Instructions for the task: Below are records to repeat exactly; copy them without the pictures.

### Provided information ###

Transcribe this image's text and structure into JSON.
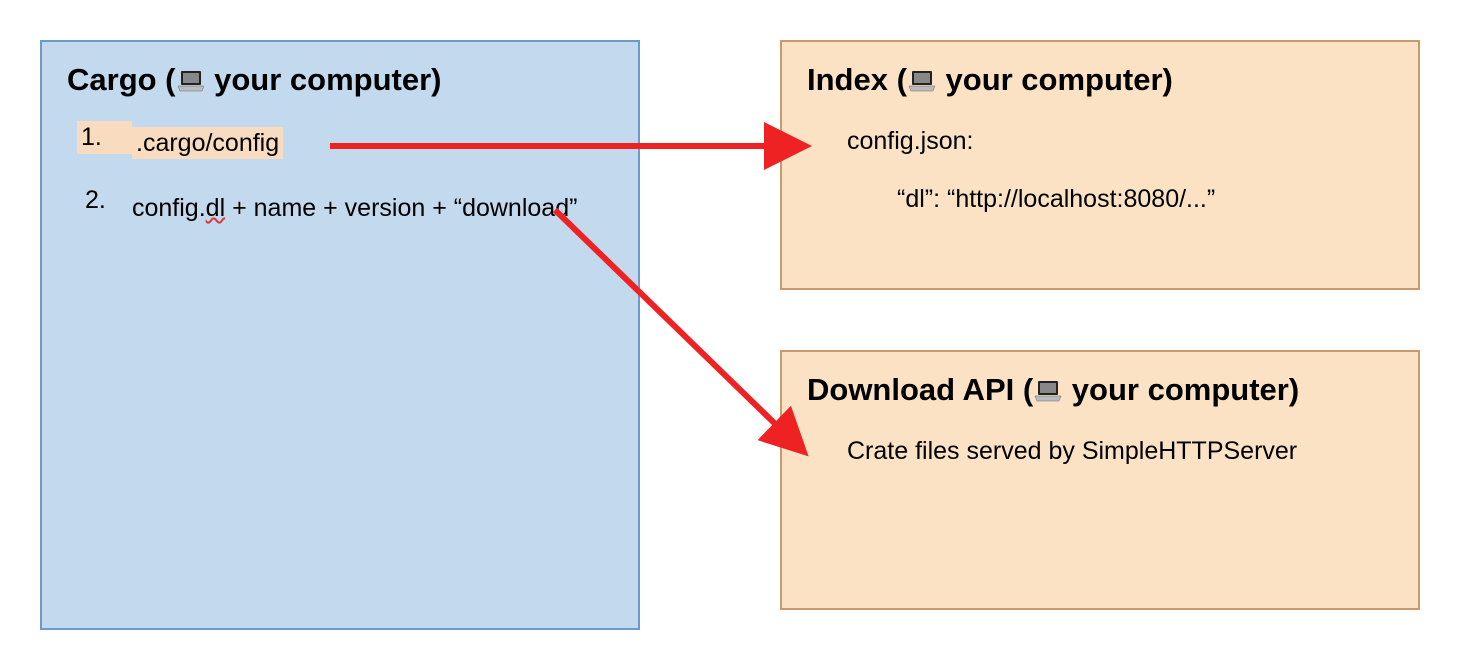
{
  "cargo": {
    "title_prefix": "Cargo (",
    "title_suffix": " your computer)",
    "items": [
      {
        "number": "1.",
        "text": ".cargo/config",
        "highlighted": true
      },
      {
        "number": "2.",
        "text_pre": "config.",
        "text_spell": "dl",
        "text_post": " + name + version + “download”"
      }
    ]
  },
  "index": {
    "title_prefix": "Index (",
    "title_suffix": " your computer)",
    "line1": "config.json:",
    "line2": "“dl”: “http://localhost:8080/...”"
  },
  "download": {
    "title_prefix": "Download API (",
    "title_suffix": " your computer)",
    "line1": "Crate files served by SimpleHTTPServer"
  },
  "arrows": {
    "color": "#ee2222"
  }
}
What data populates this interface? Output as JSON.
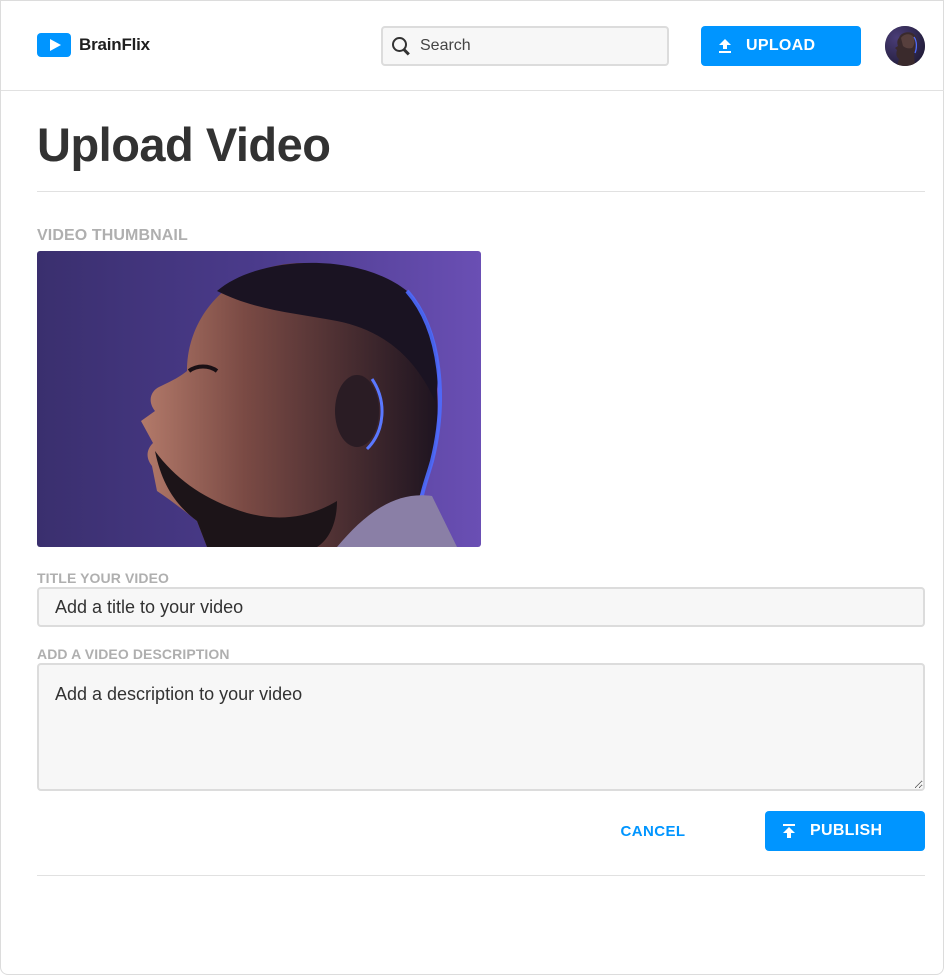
{
  "header": {
    "brand": "BrainFlix",
    "search": {
      "placeholder": "Search",
      "value": ""
    },
    "upload_label": "UPLOAD",
    "logo_icon": "play-icon",
    "search_icon": "search-icon",
    "upload_icon": "upload-icon"
  },
  "main": {
    "title": "Upload Video",
    "thumbnail_label": "VIDEO THUMBNAIL",
    "title_label": "TITLE YOUR VIDEO",
    "title_placeholder": "Add a title to your video",
    "description_label": "ADD A VIDEO DESCRIPTION",
    "description_placeholder": "Add a description to your video",
    "cancel_label": "CANCEL",
    "publish_label": "PUBLISH",
    "publish_icon": "publish-icon"
  },
  "colors": {
    "accent": "#0095ff",
    "label_gray": "#afafaf",
    "text_dark": "#323232",
    "field_bg": "#f7f7f7",
    "border": "#dcdcdc"
  }
}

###

Result for this exercise:
Transcribe this image's text and structure into JSON.
{
  "cargo": {
    "title_prefix": "Cargo (",
    "title_suffix": " your computer)",
    "items": [
      {
        "number": "1.",
        "text": ".cargo/config",
        "highlighted": true
      },
      {
        "number": "2.",
        "text_pre": "config.",
        "text_spell": "dl",
        "text_post": " + name + version + “download”"
      }
    ]
  },
  "index": {
    "title_prefix": "Index (",
    "title_suffix": " your computer)",
    "line1": "config.json:",
    "line2": "“dl”: “http://localhost:8080/...”"
  },
  "download": {
    "title_prefix": "Download API (",
    "title_suffix": " your computer)",
    "line1": "Crate files served by SimpleHTTPServer"
  },
  "arrows": {
    "color": "#ee2222"
  }
}
What data populates this interface? Output as JSON.
{
  "header": {
    "brand": "BrainFlix",
    "search": {
      "placeholder": "Search",
      "value": ""
    },
    "upload_label": "UPLOAD",
    "logo_icon": "play-icon",
    "search_icon": "search-icon",
    "upload_icon": "upload-icon"
  },
  "main": {
    "title": "Upload Video",
    "thumbnail_label": "VIDEO THUMBNAIL",
    "title_label": "TITLE YOUR VIDEO",
    "title_placeholder": "Add a title to your video",
    "description_label": "ADD A VIDEO DESCRIPTION",
    "description_placeholder": "Add a description to your video",
    "cancel_label": "CANCEL",
    "publish_label": "PUBLISH",
    "publish_icon": "publish-icon"
  },
  "colors": {
    "accent": "#0095ff",
    "label_gray": "#afafaf",
    "text_dark": "#323232",
    "field_bg": "#f7f7f7",
    "border": "#dcdcdc"
  }
}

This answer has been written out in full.